## Records for processing:

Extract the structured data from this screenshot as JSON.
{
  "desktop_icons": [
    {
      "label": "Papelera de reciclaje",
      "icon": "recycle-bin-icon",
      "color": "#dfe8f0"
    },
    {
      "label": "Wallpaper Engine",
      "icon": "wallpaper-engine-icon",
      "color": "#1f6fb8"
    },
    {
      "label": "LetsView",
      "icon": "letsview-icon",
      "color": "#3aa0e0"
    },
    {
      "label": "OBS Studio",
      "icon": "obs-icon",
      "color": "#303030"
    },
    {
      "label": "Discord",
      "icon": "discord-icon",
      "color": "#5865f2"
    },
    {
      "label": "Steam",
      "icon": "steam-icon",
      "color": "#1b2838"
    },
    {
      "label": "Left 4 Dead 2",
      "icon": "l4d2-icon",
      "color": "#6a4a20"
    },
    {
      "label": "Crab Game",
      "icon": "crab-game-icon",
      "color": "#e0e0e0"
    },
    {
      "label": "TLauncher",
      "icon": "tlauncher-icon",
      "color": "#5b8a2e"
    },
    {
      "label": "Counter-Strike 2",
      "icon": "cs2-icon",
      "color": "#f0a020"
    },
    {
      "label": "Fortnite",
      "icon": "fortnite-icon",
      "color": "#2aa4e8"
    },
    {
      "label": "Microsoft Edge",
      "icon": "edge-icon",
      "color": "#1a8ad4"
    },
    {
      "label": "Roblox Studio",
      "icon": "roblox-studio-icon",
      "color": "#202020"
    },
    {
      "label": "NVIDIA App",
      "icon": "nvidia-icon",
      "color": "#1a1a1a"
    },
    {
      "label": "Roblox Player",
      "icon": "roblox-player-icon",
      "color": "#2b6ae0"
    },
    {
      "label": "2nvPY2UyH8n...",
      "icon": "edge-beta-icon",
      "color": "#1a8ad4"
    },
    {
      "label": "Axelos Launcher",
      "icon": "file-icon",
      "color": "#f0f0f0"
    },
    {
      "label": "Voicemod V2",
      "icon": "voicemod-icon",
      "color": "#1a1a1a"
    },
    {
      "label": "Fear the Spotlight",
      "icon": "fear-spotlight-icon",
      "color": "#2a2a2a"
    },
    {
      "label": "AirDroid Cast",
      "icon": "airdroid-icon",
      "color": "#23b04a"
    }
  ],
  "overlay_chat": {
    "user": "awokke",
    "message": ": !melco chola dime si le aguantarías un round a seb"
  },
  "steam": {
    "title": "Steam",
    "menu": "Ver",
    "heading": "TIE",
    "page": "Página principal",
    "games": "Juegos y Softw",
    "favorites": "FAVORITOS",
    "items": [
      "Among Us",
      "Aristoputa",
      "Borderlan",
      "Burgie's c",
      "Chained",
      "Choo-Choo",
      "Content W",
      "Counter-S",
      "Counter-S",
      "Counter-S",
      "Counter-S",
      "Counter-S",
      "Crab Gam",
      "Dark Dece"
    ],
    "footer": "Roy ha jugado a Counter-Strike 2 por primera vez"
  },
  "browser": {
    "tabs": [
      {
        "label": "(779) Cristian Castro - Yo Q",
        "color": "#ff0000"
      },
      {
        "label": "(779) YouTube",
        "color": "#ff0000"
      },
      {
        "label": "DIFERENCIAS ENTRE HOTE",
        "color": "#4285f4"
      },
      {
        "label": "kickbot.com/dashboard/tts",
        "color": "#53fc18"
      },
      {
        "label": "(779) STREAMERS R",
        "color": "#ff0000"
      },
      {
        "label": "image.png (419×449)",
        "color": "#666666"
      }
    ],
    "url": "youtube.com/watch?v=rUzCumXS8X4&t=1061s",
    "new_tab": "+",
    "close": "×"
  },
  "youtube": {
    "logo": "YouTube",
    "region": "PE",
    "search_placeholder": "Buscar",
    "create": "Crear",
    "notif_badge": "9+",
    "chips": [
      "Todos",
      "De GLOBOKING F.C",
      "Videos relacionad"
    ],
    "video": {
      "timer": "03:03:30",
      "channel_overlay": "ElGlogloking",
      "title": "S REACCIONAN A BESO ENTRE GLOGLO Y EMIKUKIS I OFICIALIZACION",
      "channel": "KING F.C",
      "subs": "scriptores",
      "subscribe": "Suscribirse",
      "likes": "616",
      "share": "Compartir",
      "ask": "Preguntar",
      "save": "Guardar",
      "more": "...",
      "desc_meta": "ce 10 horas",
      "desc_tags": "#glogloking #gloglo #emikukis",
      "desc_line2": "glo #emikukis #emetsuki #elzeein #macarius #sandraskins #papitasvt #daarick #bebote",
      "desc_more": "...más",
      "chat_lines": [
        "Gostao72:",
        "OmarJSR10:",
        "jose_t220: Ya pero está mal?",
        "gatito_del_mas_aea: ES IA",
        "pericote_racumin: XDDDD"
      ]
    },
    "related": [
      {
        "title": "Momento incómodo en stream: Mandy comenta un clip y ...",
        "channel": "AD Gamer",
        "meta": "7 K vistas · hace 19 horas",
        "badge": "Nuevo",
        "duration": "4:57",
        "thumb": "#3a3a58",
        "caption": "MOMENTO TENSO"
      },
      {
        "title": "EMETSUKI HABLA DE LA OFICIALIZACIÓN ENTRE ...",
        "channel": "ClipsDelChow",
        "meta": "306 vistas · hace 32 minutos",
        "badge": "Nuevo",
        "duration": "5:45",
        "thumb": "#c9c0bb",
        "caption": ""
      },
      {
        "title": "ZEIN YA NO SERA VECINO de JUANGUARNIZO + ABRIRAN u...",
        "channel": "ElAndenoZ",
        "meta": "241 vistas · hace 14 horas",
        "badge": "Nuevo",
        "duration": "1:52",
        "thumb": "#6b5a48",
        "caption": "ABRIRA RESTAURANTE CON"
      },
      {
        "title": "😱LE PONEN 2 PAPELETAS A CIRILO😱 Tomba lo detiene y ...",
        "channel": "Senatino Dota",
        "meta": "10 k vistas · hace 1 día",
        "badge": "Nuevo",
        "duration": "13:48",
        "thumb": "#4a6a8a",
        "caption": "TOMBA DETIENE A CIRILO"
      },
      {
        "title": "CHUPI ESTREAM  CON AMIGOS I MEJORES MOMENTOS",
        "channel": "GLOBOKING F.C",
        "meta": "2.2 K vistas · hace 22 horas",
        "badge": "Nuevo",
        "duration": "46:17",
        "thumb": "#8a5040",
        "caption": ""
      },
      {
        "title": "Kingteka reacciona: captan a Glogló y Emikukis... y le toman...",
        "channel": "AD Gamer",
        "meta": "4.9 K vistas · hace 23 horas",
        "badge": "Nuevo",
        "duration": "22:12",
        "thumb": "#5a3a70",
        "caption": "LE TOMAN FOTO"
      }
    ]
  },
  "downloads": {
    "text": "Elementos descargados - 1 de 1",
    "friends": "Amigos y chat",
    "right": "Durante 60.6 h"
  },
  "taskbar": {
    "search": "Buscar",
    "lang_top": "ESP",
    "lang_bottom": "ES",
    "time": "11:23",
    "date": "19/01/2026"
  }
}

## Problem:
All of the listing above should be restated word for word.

## Output for this task:
Extract the structured data from this screenshot as JSON.
{
  "desktop_icons": [
    {
      "label": "Papelera de reciclaje",
      "icon": "recycle-bin-icon",
      "color": "#dfe8f0"
    },
    {
      "label": "Wallpaper Engine",
      "icon": "wallpaper-engine-icon",
      "color": "#1f6fb8"
    },
    {
      "label": "LetsView",
      "icon": "letsview-icon",
      "color": "#3aa0e0"
    },
    {
      "label": "OBS Studio",
      "icon": "obs-icon",
      "color": "#303030"
    },
    {
      "label": "Discord",
      "icon": "discord-icon",
      "color": "#5865f2"
    },
    {
      "label": "Steam",
      "icon": "steam-icon",
      "color": "#1b2838"
    },
    {
      "label": "Left 4 Dead 2",
      "icon": "l4d2-icon",
      "color": "#6a4a20"
    },
    {
      "label": "Crab Game",
      "icon": "crab-game-icon",
      "color": "#e0e0e0"
    },
    {
      "label": "TLauncher",
      "icon": "tlauncher-icon",
      "color": "#5b8a2e"
    },
    {
      "label": "Counter-Strike 2",
      "icon": "cs2-icon",
      "color": "#f0a020"
    },
    {
      "label": "Fortnite",
      "icon": "fortnite-icon",
      "color": "#2aa4e8"
    },
    {
      "label": "Microsoft Edge",
      "icon": "edge-icon",
      "color": "#1a8ad4"
    },
    {
      "label": "Roblox Studio",
      "icon": "roblox-studio-icon",
      "color": "#202020"
    },
    {
      "label": "NVIDIA App",
      "icon": "nvidia-icon",
      "color": "#1a1a1a"
    },
    {
      "label": "Roblox Player",
      "icon": "roblox-player-icon",
      "color": "#2b6ae0"
    },
    {
      "label": "2nvPY2UyH8n...",
      "icon": "edge-beta-icon",
      "color": "#1a8ad4"
    },
    {
      "label": "Axelos Launcher",
      "icon": "file-icon",
      "color": "#f0f0f0"
    },
    {
      "label": "Voicemod V2",
      "icon": "voicemod-icon",
      "color": "#1a1a1a"
    },
    {
      "label": "Fear the Spotlight",
      "icon": "fear-spotlight-icon",
      "color": "#2a2a2a"
    },
    {
      "label": "AirDroid Cast",
      "icon": "airdroid-icon",
      "color": "#23b04a"
    }
  ],
  "overlay_chat": {
    "user": "awokke",
    "message": ": !melco chola dime si le aguantarías un round a seb"
  },
  "steam": {
    "title": "Steam",
    "menu": "Ver",
    "heading": "TIE",
    "page": "Página principal",
    "games": "Juegos y Softw",
    "favorites": "FAVORITOS",
    "items": [
      "Among Us",
      "Aristoputa",
      "Borderlan",
      "Burgie's c",
      "Chained",
      "Choo-Choo",
      "Content W",
      "Counter-S",
      "Counter-S",
      "Counter-S",
      "Counter-S",
      "Counter-S",
      "Crab Gam",
      "Dark Dece"
    ],
    "footer": "Roy ha jugado a Counter-Strike 2 por primera vez"
  },
  "browser": {
    "tabs": [
      {
        "label": "(779) Cristian Castro - Yo Q",
        "color": "#ff0000"
      },
      {
        "label": "(779) YouTube",
        "color": "#ff0000"
      },
      {
        "label": "DIFERENCIAS ENTRE HOTE",
        "color": "#4285f4"
      },
      {
        "label": "kickbot.com/dashboard/tts",
        "color": "#53fc18"
      },
      {
        "label": "(779) STREAMERS R",
        "color": "#ff0000"
      },
      {
        "label": "image.png (419×449)",
        "color": "#666666"
      }
    ],
    "url": "youtube.com/watch?v=rUzCumXS8X4&t=1061s",
    "new_tab": "+",
    "close": "×"
  },
  "youtube": {
    "logo": "YouTube",
    "region": "PE",
    "search_placeholder": "Buscar",
    "create": "Crear",
    "notif_badge": "9+",
    "chips": [
      "Todos",
      "De GLOBOKING F.C",
      "Videos relacionad"
    ],
    "video": {
      "timer": "03:03:30",
      "channel_overlay": "ElGlogloking",
      "title": "S REACCIONAN A BESO ENTRE GLOGLO Y EMIKUKIS I OFICIALIZACION",
      "channel": "KING F.C",
      "subs": "scriptores",
      "subscribe": "Suscribirse",
      "likes": "616",
      "share": "Compartir",
      "ask": "Preguntar",
      "save": "Guardar",
      "more": "...",
      "desc_meta": "ce 10 horas",
      "desc_tags": "#glogloking #gloglo #emikukis",
      "desc_line2": "glo #emikukis #emetsuki #elzeein #macarius #sandraskins #papitasvt #daarick #bebote",
      "desc_more": "...más",
      "chat_lines": [
        "Gostao72:",
        "OmarJSR10:",
        "jose_t220: Ya pero está mal?",
        "gatito_del_mas_aea: ES IA",
        "pericote_racumin: XDDDD"
      ]
    },
    "related": [
      {
        "title": "Momento incómodo en stream: Mandy comenta un clip y ...",
        "channel": "AD Gamer",
        "meta": "7 K vistas · hace 19 horas",
        "badge": "Nuevo",
        "duration": "4:57",
        "thumb": "#3a3a58",
        "caption": "MOMENTO TENSO"
      },
      {
        "title": "EMETSUKI HABLA DE LA OFICIALIZACIÓN ENTRE ...",
        "channel": "ClipsDelChow",
        "meta": "306 vistas · hace 32 minutos",
        "badge": "Nuevo",
        "duration": "5:45",
        "thumb": "#c9c0bb",
        "caption": ""
      },
      {
        "title": "ZEIN YA NO SERA VECINO de JUANGUARNIZO + ABRIRAN u...",
        "channel": "ElAndenoZ",
        "meta": "241 vistas · hace 14 horas",
        "badge": "Nuevo",
        "duration": "1:52",
        "thumb": "#6b5a48",
        "caption": "ABRIRA RESTAURANTE CON"
      },
      {
        "title": "😱LE PONEN 2 PAPELETAS A CIRILO😱 Tomba lo detiene y ...",
        "channel": "Senatino Dota",
        "meta": "10 k vistas · hace 1 día",
        "badge": "Nuevo",
        "duration": "13:48",
        "thumb": "#4a6a8a",
        "caption": "TOMBA DETIENE A CIRILO"
      },
      {
        "title": "CHUPI ESTREAM  CON AMIGOS I MEJORES MOMENTOS",
        "channel": "GLOBOKING F.C",
        "meta": "2.2 K vistas · hace 22 horas",
        "badge": "Nuevo",
        "duration": "46:17",
        "thumb": "#8a5040",
        "caption": ""
      },
      {
        "title": "Kingteka reacciona: captan a Glogló y Emikukis... y le toman...",
        "channel": "AD Gamer",
        "meta": "4.9 K vistas · hace 23 horas",
        "badge": "Nuevo",
        "duration": "22:12",
        "thumb": "#5a3a70",
        "caption": "LE TOMAN FOTO"
      }
    ]
  },
  "downloads": {
    "text": "Elementos descargados - 1 de 1",
    "friends": "Amigos y chat",
    "right": "Durante 60.6 h"
  },
  "taskbar": {
    "search": "Buscar",
    "lang_top": "ESP",
    "lang_bottom": "ES",
    "time": "11:23",
    "date": "19/01/2026"
  }
}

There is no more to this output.